Future and History of Global Capital Markets

CFS partner, Jack Malvey from BNY Mellon, created a wonderful guide to financial market history and factors driving change into the 21st Century.

We are grateful to Jack for allowing us to share his presentation with CFS friends.

Although we rarely distribute outside research, today, markets confront challenges of epic proportion. Simply put, a glance back at the last thirty years is insufficient.

Analytics, data, and an appreciation of history are in our DNA. Hence, CFS hosted “Bretton Woods: The Founders and the Future” with long-term takeaways for markets and economies. Similarly, Senior Fellow Kurt Schuler’s Historical Financial Statistics (HFS) database – with contributions from over 80 academics – is a treasure trove of information and a popular part of our website.

Most importantly, thanks again to Jack for sharing his outstanding work integrating the past with the future. It is no wonder that a recent Bloomberg story referenced him as “one of the most-respected figures in the bond market.”

Given the enormous scope of coverage, Jack would be grateful for any thoughtful commentary.

The full presentation is:

FINRA Appoints Next President and CEO

FINRA appointed Robert W. Cook as its President and CEO. His term will begin during the second half of 2016.

Mr. Cook will succeed Richard G. Ketchum, who has served in that capacity since 2009. Previously, Mr. Cook served as the Director of the SEC Division of Trading and Markets from 2010 to 2013.

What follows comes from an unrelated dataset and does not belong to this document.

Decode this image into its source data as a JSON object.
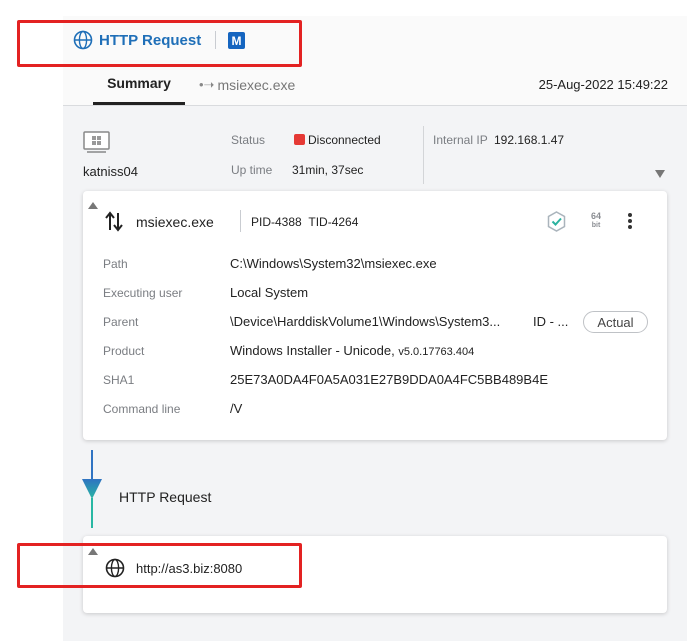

Lofchie Comment: In Mr. Cook, FINRA has found a strong replacement for Mr. Ketchum.  Mr. Cook’s leadership will reflect significant private and governmental experience.